Members of Richland County’s conservation commission want a role in developing the management plan for an expanse of land in Lower Richland slated for public use and protection.
The commission wants the S.C. Department of Natural Resources to allow daily access for a range of activities at Cook’s Mountain and the adjacent Goodwill Plantation, southeast of Columbia. But an agency official said for safety reasons the site would be reserved for hunters during deer and turkey seasons.
Tuesday, County Council gave commission chairwoman Carol Kososki the go-ahead to negotiate with DNR, which wants a letter of support from the county as it moves to finalize plans for the 3,700-acre Wateree River Heritage Preserve.
The county has to sign off on the deal because the preserve removes large tracts from the tax rolls, said Bob Perry, DNR’s director of environmental programs. Perry said the matter goes before the Joint Bond Review Committee on Dec. 3 and the State Budget and Control Board on Dec. 9.
The agency plans to close the property “completely or in part” for hunting 49 days of the year, Perry said Tuesday.

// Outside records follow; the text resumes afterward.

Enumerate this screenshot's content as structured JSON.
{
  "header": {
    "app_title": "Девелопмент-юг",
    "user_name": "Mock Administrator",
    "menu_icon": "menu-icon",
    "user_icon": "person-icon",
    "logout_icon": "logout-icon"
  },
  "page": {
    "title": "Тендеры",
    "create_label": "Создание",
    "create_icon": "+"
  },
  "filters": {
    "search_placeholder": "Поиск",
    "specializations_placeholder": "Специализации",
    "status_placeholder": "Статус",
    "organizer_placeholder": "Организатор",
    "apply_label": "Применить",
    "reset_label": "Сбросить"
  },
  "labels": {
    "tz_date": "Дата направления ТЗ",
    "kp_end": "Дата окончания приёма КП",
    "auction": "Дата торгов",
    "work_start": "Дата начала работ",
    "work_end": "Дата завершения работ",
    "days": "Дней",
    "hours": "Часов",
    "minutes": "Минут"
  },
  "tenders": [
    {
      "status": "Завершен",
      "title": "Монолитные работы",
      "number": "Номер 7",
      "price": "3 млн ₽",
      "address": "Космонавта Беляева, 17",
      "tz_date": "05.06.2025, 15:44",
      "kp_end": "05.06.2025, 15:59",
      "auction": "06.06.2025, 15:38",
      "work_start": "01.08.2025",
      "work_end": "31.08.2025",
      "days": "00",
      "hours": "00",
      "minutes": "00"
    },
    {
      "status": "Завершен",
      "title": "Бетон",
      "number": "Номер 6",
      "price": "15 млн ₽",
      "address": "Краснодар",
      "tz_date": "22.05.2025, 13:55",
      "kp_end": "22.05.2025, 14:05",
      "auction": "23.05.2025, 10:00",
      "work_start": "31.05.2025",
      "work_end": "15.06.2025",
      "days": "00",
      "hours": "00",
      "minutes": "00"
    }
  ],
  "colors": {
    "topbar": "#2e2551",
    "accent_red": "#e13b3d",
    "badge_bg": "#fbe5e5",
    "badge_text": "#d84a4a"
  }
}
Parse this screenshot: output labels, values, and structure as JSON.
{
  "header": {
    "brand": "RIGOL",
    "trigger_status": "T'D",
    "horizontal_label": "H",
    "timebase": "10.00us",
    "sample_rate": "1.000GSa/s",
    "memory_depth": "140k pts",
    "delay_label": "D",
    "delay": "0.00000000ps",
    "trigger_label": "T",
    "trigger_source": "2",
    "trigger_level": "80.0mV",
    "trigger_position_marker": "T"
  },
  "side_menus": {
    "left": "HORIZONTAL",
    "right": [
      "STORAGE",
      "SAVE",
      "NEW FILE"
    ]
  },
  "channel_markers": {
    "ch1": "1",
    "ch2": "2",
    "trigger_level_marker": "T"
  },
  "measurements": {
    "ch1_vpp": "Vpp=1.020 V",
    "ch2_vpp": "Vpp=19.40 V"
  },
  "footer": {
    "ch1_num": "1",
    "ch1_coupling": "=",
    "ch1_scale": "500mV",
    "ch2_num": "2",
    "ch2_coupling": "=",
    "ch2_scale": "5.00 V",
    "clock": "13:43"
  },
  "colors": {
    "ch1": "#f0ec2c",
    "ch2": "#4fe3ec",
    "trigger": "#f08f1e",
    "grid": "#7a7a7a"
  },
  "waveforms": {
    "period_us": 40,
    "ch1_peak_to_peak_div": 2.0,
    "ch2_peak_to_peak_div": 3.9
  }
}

Quinton Epps, director of the county’s conservation program, said he’s hoping some part of the property can be open daily.
Perry said he’s been working with the citizen conservation commission for more than a year on proposed uses for the land. Kososki said the most meaningful efforts to talk came Monday.
Three outdoorsmen called on the council to endorse DNR’s effort to manage the property in Lower Richland. “It will be open, free, for people to go there,” John Cely said. “All the bird-watchers and hikers and people like that go on DNR property for free.”
But commissioner Virginia Sanders said the state agency needs to involve residents of Lower Richland in planning uses for the property that would generate tourism and preserve cultural history.
“When DNR gets ready to draw up a plan as to how this land is going to be used,” she said, “the conservation commission as well as the people of Lower Richland have to play a part in that.”
Several council members said they wanted the matter resolved quickly. “I don’t know there is a compromise” on the request for unrestricted public access to the property during hunting season, Councilman Seth Rose said.
A Canadian mining company, Romarco Minerals Inc., is acquiring Cook’s Mountain and the adjacent Goodwill Plantation. The company is opening the biggest gold mine in the East and agreed to give the coveted riverfront properties to the state in exchange for mining on up to 1,100 acres of wetlands in Lancaster County.
Perry said Romarco also is providing $4.5 million to DNR, partly to maintain the property.
All told, the company has agreed to protect about 4,800 acres, most in Richland County. DNR dropped concerns about the project after the Richland County property was offered for protection.
In another matter, after lengthy debate, the council agreed to place its new Office of Small Business Opportunity under new procurement director Cheryl Patrick, rather than establish a new department. The vote was 7-4, with members Joyce Dickerson, Julie-Ann Dixon, Norman Jackson and Kelvin Washington opposed.